Unintended messages. Following that non-answer statement, Winfrey asked the question again: “Do you owe David Walsh an apology, who for 13 years has pursued this story, who wrote for the Times, who’s now written books about you and this entire process?” Armstrong’s response was, “I would apologize to David.” This statement was an excellent example of an “unintended message,” a thought that a deceptive person conveys without realizing it. What’s significant here is that Armstrong didn’t say, “Yes, I owe David an apology.” Instead, with his response, “I would apologize to David,” he conveyed the unintended message that he would apologize out of necessity, but not because he believes he owes Walsh an apology. This is another indicator of Armstrong’s lack of remorse. Note that literalness is key: To spot an unintended message, you need to focus on what the person is literally saying.
Refusal to answer the question. Winfrey asked about Betsy Andreu, the wife of Armstrong’s former teammate Frankie Andreu, who was one of the first people to speak out about Armstrong’s doping. She visited him in an Indiana hospital in 1996, and she said she overheard him talking to a doctor, and admitting to using performance-enhancing drugs. So Winfrey asked, “Was Betsy telling the truth about the Indiana hospital, overhearing you in 1996?” Armstrong paused, and then responded, “I’m not going to take that on. I’m laying down on that one.” But Winfrey persisted, and asked again: “Was Betsy lying?” Armstrong again paused and said, “I’m just not … I’m going to put that one down.” Refusal to answer the question is a glaring deceptive indicator. There’s a reason for that refusal, and it’s typically that the truth isn’t the person’s ally.

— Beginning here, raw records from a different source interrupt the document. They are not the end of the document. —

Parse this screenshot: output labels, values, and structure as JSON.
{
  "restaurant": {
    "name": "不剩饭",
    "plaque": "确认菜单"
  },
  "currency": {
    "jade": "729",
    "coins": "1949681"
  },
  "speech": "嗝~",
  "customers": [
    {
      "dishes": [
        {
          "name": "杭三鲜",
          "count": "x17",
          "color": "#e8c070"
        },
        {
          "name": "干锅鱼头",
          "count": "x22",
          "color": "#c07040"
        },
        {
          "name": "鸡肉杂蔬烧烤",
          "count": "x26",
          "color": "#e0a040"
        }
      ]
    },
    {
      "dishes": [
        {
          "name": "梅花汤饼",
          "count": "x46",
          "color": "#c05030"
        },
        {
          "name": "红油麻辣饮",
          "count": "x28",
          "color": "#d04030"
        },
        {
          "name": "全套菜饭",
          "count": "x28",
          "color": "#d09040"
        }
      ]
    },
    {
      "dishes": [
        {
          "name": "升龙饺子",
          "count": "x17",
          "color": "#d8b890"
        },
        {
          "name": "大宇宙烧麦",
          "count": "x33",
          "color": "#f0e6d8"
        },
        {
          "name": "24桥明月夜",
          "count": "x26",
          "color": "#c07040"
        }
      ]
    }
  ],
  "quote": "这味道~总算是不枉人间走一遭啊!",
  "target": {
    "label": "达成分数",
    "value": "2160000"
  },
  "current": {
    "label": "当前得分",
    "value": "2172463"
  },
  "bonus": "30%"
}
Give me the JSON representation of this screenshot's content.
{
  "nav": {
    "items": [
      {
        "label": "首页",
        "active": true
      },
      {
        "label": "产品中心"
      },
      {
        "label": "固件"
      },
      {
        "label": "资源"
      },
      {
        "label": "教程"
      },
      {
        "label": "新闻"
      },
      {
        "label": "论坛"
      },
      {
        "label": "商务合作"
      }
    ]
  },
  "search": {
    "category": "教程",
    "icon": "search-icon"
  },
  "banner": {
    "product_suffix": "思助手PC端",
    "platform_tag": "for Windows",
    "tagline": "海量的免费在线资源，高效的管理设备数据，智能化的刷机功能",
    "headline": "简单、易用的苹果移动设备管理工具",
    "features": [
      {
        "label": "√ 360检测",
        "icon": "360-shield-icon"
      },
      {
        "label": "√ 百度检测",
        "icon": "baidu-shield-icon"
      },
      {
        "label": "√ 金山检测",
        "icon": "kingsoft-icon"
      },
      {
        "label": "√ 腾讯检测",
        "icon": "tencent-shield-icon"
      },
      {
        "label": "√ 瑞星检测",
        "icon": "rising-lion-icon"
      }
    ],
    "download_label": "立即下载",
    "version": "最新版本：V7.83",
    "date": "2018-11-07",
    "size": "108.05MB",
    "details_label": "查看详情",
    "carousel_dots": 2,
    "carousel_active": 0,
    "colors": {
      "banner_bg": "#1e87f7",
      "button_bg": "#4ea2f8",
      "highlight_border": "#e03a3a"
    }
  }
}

Hand-to-face activity. In addition to verbal deceptive indicators, there are a number of non-verbal indicators to watch for. Non-verbally, during Armstrong’s responses to several of the questions, the cluster of deceptive behaviors included touching his face. This is something people do when the question triggers a spike in anxiety. What happens is the fight-or-flight response kicks in — the body reroutes circulation from blood-rich regions of the body, notably the head region, to the vital organs and major muscle groups to prepare the body to respond to a perceived threat. This irritates the capillaries in those regions, like the face and ears, and the person will touch those areas without thinking about it.
Keep in mind that all of these behaviors are only meaningful when they’re exhibited in direct, timely response to a question (that way you’re able to identify the stimulus of the behavior), and when they appear in clusters of two or more (an isolated behavior doesn’t pass the reliability test). Also, ignore any “global” behaviors like posture and general nervous tension, since you have no way of knowing what’s causing those behaviors. Think of it as taking the guesswork out of the equation.
So let’s say the next time you’re meeting with your vendor rep about your ERP rollout, you ask him whether there are any unforeseen glitches. “I’m glad you asked that,” he says. “We’ve got a great reputation for avoiding unforeseen glitches.” Sounds good, right? Well, he’s just given you a non-answer statement and a convincing statement, and that’s a cluster of deceptive behaviors. You don’t know for certain that there’s a problem, but you do know you have some work to do to find out.